On Feb. 12, the African American Student Union (AASU) and Institute Diversity, Equity and Inclusion welcomed the 2018 Florida democratic gubernatorial nominee and former mayor of Tallahassee Andrew Gillum to campus.
Gillum, the keynote speaker of Tech’s Black History Month celebration, addressed campus’s theme of IMPACT: Identifying My Perspective and Acting Consciously Today.
In discussing acting consciously, Gillum spoke about voter disenfranchisement and the work that has yet to be done in building upon the efforts of the past to achieve equality.
“Sometimes we think of Black History Month as a stayed part of our history — that it belongs in the archives and the books of history or the arsenals of somebody’s library,” said Gillum.
“But the truth is black history is living — it’s breathing. We’re all building on what came before us. Each rung is supposed to go higher and higher.”
Third-year CS Nikhil Deo further reflected on this growing dynamic between then and now.
“I think it’s really easy to segregate the past from the present. It’s easy to say MLK [Martin Luther King Jr.] did all of this or Rosa Parks did all of this, whereas now you have to focus on this and that.”
Gillum explained that reliving through the past, a bridge can be built to connect to the present and even to the future.
“[My family] told me that it was my responsibility to walk through every single door the Civil Rights Movement had opened before me, and, more importantly, that when I got through those doors, it was my job to kick open some doors… so that some other folks might be able to enter.”
Gillum emphasized civic engagement, especially voting, as a path through which more can enter through those doors of the Civil Rights Movement.
“Part of the living legacy of Black History Month and the sacrifice that was made before us is the fact that we can’t allow for the 1965 Voting Rights Act to just go by the wayside,” said Gillum. “It impacts our democracy, it determines who gets to be counted, who gets to be seen, who gets to be recognized, who gets to be included, whose concerns get to be addressed.”
As part of embodying the living legacy of Black History Month, Gillum challenged individuals to breathe that life into the past themselves.
“This Black History Month, we have to resurrect those images and those sacrifices from the past.”
Fourth-year EE Andrew Loftus shared his excitement on working to resurrect those images not just for himself, but for the entire Tech community around him as well.
“I think right now you have so much competitiveness and discord in the political sphere right now… and I was just really thinking about how [Gillum] was talking about just making sure that you’re always empowering others to create the change that you personally want to create. Instead of just focusing on how you can engage yourself, always try to open up doors for others.
“I don’t know what I want to do professionally yet or if I would ever want to get into politics,” Loftus continued. “But I think that image of trying to bring power to people as you are given more opportunities personally — it’s a really beautiful way to look at creating a community out of political engagement.”

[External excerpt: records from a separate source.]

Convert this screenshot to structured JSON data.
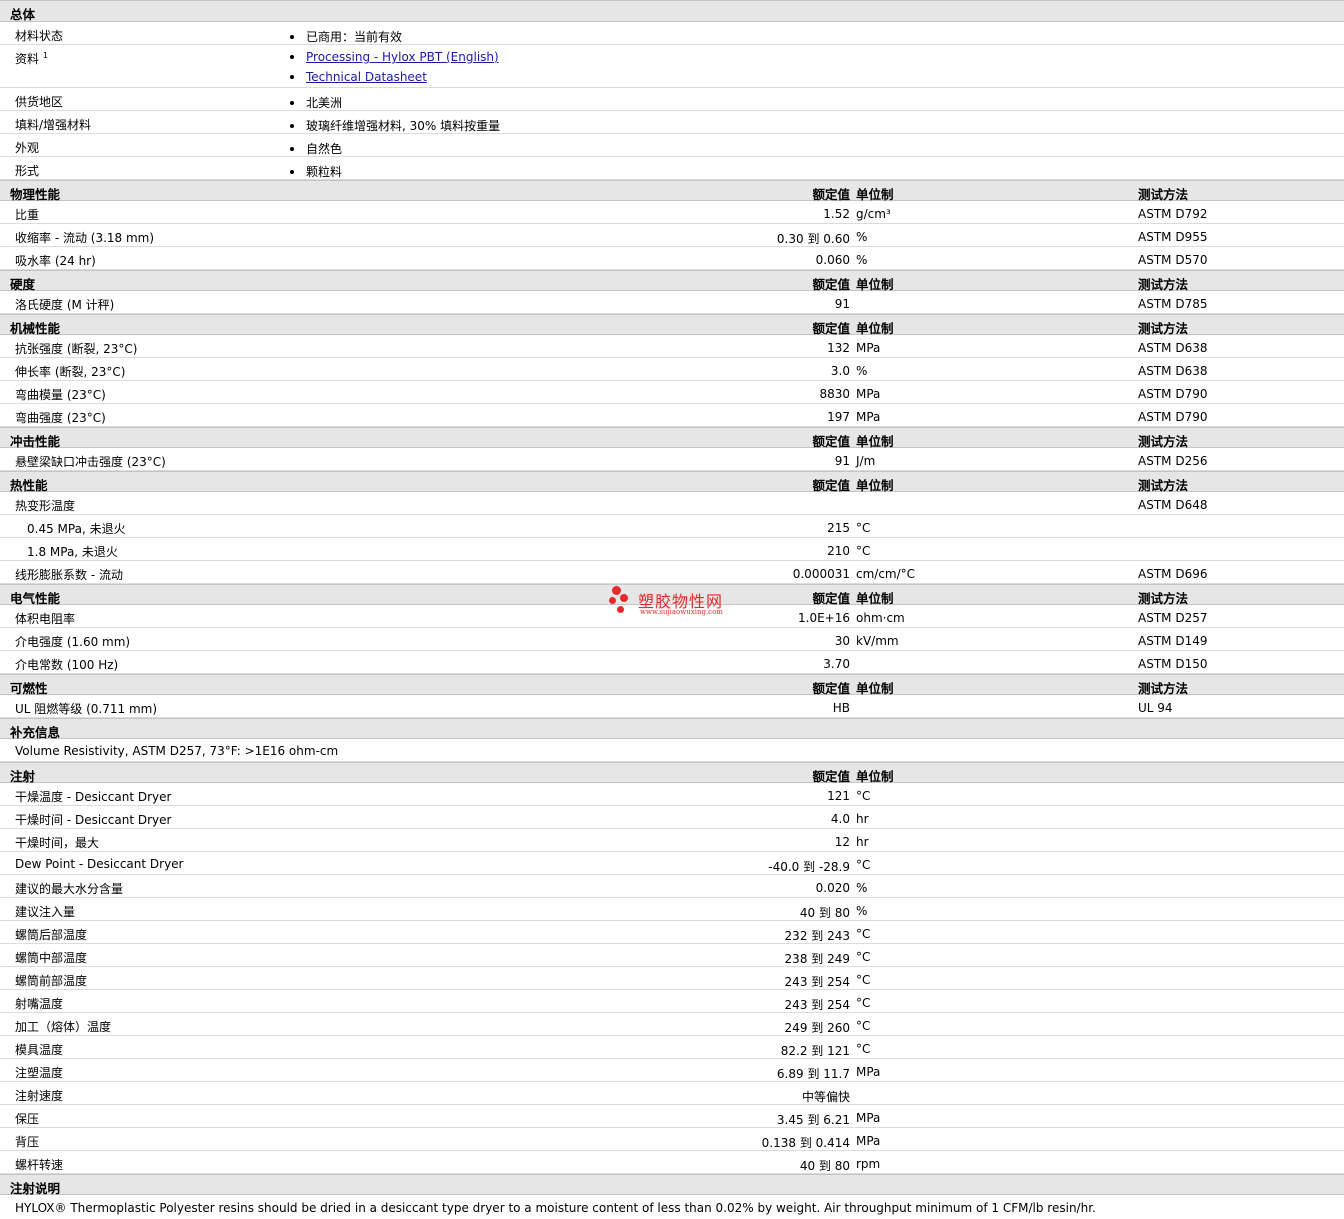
{
  "column_headers": {
    "value": "额定值",
    "unit": "单位制",
    "method": "测试方法"
  },
  "general": {
    "title": "总体",
    "material_status_label": "材料状态",
    "material_status_value": "已商用：当前有效",
    "docs_label": "资料",
    "docs_sup": "1",
    "docs_link1": "Processing - Hylox PBT (English)",
    "docs_link2": "Technical Datasheet",
    "region_label": "供货地区",
    "region_value": "北美洲",
    "filler_label": "填料/增强材料",
    "filler_value": "玻璃纤维增强材料, 30% 填料按重量",
    "appearance_label": "外观",
    "appearance_value": "自然色",
    "form_label": "形式",
    "form_value": "颗粒料"
  },
  "physical": {
    "title": "物理性能",
    "rows": [
      {
        "label": "比重",
        "value": "1.52",
        "unit": "g/cm³",
        "method": "ASTM D792"
      },
      {
        "label": "收缩率  - 流动  (3.18 mm)",
        "value": "0.30 到  0.60",
        "unit": "%",
        "method": "ASTM D955"
      },
      {
        "label": "吸水率  (24 hr)",
        "value": "0.060",
        "unit": "%",
        "method": "ASTM D570"
      }
    ]
  },
  "hardness": {
    "title": "硬度",
    "rows": [
      {
        "label": "洛氏硬度  (M 计秤)",
        "value": "91",
        "unit": "",
        "method": "ASTM D785"
      }
    ]
  },
  "mechanical": {
    "title": "机械性能",
    "rows": [
      {
        "label": "抗张强度  (断裂, 23°C)",
        "value": "132",
        "unit": "MPa",
        "method": "ASTM D638"
      },
      {
        "label": "伸长率  (断裂, 23°C)",
        "value": "3.0",
        "unit": "%",
        "method": "ASTM D638"
      },
      {
        "label": "弯曲模量  (23°C)",
        "value": "8830",
        "unit": "MPa",
        "method": "ASTM D790"
      },
      {
        "label": "弯曲强度  (23°C)",
        "value": "197",
        "unit": "MPa",
        "method": "ASTM D790"
      }
    ]
  },
  "impact": {
    "title": "冲击性能",
    "rows": [
      {
        "label": "悬壁梁缺口冲击强度  (23°C)",
        "value": "91",
        "unit": "J/m",
        "method": "ASTM D256"
      }
    ]
  },
  "thermal": {
    "title": "热性能",
    "rows": [
      {
        "label": "热变形温度",
        "value": "",
        "unit": "",
        "method": "ASTM D648"
      },
      {
        "label": "0.45 MPa, 未退火",
        "value": "215",
        "unit": "°C",
        "method": ""
      },
      {
        "label": "1.8 MPa, 未退火",
        "value": "210",
        "unit": "°C",
        "method": ""
      },
      {
        "label": "线形膨胀系数  - 流动",
        "value": "0.000031",
        "unit": "cm/cm/°C",
        "method": "ASTM D696"
      }
    ]
  },
  "electrical": {
    "title": "电气性能",
    "rows": [
      {
        "label": "体积电阻率",
        "value": "1.0E+16",
        "unit": "ohm·cm",
        "method": "ASTM D257"
      },
      {
        "label": "介电强度  (1.60 mm)",
        "value": "30",
        "unit": "kV/mm",
        "method": "ASTM D149"
      },
      {
        "label": "介电常数  (100 Hz)",
        "value": "3.70",
        "unit": "",
        "method": "ASTM D150"
      }
    ]
  },
  "flammability": {
    "title": "可燃性",
    "rows": [
      {
        "label": "UL 阻燃等级  (0.711 mm)",
        "value": "HB",
        "unit": "",
        "method": "UL 94"
      }
    ]
  },
  "supplement": {
    "title": "补充信息",
    "note": "Volume Resistivity, ASTM D257, 73°F: >1E16 ohm-cm"
  },
  "injection": {
    "title": "注射",
    "rows": [
      {
        "label": "干燥温度  - Desiccant Dryer",
        "value": "121",
        "unit": "°C"
      },
      {
        "label": "干燥时间  - Desiccant Dryer",
        "value": "4.0",
        "unit": "hr"
      },
      {
        "label": "干燥时间，最大",
        "value": "12",
        "unit": "hr"
      },
      {
        "label": "Dew Point - Desiccant Dryer",
        "value": "-40.0 到  -28.9",
        "unit": "°C"
      },
      {
        "label": "建议的最大水分含量",
        "value": "0.020",
        "unit": "%"
      },
      {
        "label": "建议注入量",
        "value": "40 到  80",
        "unit": "%"
      },
      {
        "label": "螺筒后部温度",
        "value": "232 到  243",
        "unit": "°C"
      },
      {
        "label": "螺筒中部温度",
        "value": "238 到  249",
        "unit": "°C"
      },
      {
        "label": "螺筒前部温度",
        "value": "243 到  254",
        "unit": "°C"
      },
      {
        "label": "射嘴温度",
        "value": "243 到  254",
        "unit": "°C"
      },
      {
        "label": "加工（熔体）温度",
        "value": "249 到  260",
        "unit": "°C"
      },
      {
        "label": "模具温度",
        "value": "82.2 到  121",
        "unit": "°C"
      },
      {
        "label": "注塑温度",
        "value": "6.89 到  11.7",
        "unit": "MPa"
      },
      {
        "label": "注射速度",
        "value": "中等偏快",
        "unit": ""
      },
      {
        "label": "保压",
        "value": "3.45 到  6.21",
        "unit": "MPa"
      },
      {
        "label": "背压",
        "value": "0.138 到  0.414",
        "unit": "MPa"
      },
      {
        "label": "螺杆转速",
        "value": "40 到  80",
        "unit": "rpm"
      }
    ]
  },
  "injection_notes": {
    "title": "注射说明",
    "text": "HYLOX® Thermoplastic Polyester resins should be dried in a desiccant type dryer to a moisture content of less than 0.02% by weight. Air throughput minimum of 1 CFM/lb resin/hr."
  },
  "watermark": {
    "text": "塑胶物性网",
    "url": "www.sujiaowuxing.com",
    "color": "#e62a2a"
  }
}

First-year CE Skylar Casanova further weighed in on the lecture’s emphasis of political engagement.
“It has me thinking a lot about my perspective,” Casanova said. “And I also feel a lot more aware of issues that maybe I didn’t get a lot of light shed on in my life.
“I have a lot of strong feelings about voter oppression now and am definitely getting more interested in researching that and advocating for registration and getting people more informed.”

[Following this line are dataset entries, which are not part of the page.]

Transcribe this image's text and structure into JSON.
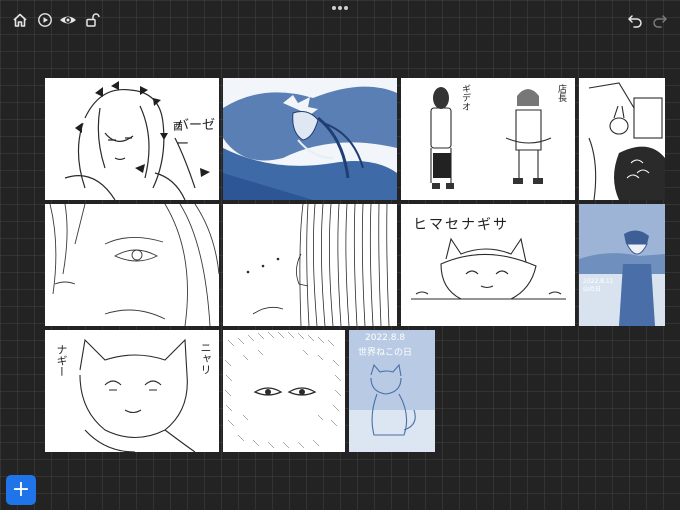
{
  "toolbar": {
    "left_icons": [
      "home-icon",
      "play-icon",
      "eye-icon",
      "unlock-icon"
    ],
    "right_icons": [
      "undo-icon",
      "redo-icon"
    ]
  },
  "gallery": {
    "artworks": [
      {
        "title": "バーゼー"
      },
      {
        "title": ""
      },
      {
        "title": "ギデオ"
      },
      {
        "title": ""
      },
      {
        "title": ""
      },
      {
        "title": ""
      },
      {
        "title": "ヒマセナギサ"
      },
      {
        "title": "2022.8.11"
      },
      {
        "title": "ナギー"
      },
      {
        "title": ""
      },
      {
        "title": "2022.8.8 世界ねこの日"
      }
    ],
    "thumb_texts": {
      "t1": "バーゼー",
      "t3a": "ギデオ",
      "t3b": "店長",
      "t7": "ヒマセナギサ",
      "t8": "2022.8.11 山の日",
      "t9a": "ナギー",
      "t9b": "ニャリ",
      "t11a": "2022.8.8",
      "t11b": "世界ねこの日"
    }
  },
  "add_button": {
    "label": "+"
  },
  "colors": {
    "background": "#232323",
    "accent": "#1e74e8",
    "blue_ink": "#4a6fa8"
  }
}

The talk left Deo with similar sentiments regarding how individuals can not only become involved themselves, but can also encourage others to do the same.
“I think the big message that I really take away from this — and am still thinking about — is the idea that we’re building upon the past. And it’s important to bring in the past into what we’re doing now.
“I think that’s something I’m going to keep pondering moving forward when it comes to encouraging people to vote or encouraging people to be active,” they continued. “Not just talking about what’s happening right now but talking about the future impact and what’s led to it up till now.”